#### TASK TO COMPLETE
Retype all of the data. Every line must match exactly.

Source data
....

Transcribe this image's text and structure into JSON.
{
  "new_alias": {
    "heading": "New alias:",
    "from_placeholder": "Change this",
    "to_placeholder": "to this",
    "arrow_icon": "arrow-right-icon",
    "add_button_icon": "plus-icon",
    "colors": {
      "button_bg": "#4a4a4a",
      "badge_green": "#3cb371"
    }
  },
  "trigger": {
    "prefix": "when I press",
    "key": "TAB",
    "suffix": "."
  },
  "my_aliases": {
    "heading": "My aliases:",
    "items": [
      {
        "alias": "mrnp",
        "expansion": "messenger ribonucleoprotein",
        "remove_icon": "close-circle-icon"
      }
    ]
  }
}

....

#### TASK RESULT
Transcribe this image's text and structure into JSON.
{
  "new_alias": {
    "heading": "New alias:",
    "from_placeholder": "Change this",
    "to_placeholder": "to this",
    "arrow_icon": "arrow-right-icon",
    "add_button_icon": "plus-icon",
    "colors": {
      "button_bg": "#4a4a4a",
      "badge_green": "#3cb371"
    }
  },
  "trigger": {
    "prefix": "when I press",
    "key": "TAB",
    "suffix": "."
  },
  "my_aliases": {
    "heading": "My aliases:",
    "items": [
      {
        "alias": "mrnp",
        "expansion": "messenger ribonucleoprotein",
        "remove_icon": "close-circle-icon"
      }
    ]
  }
}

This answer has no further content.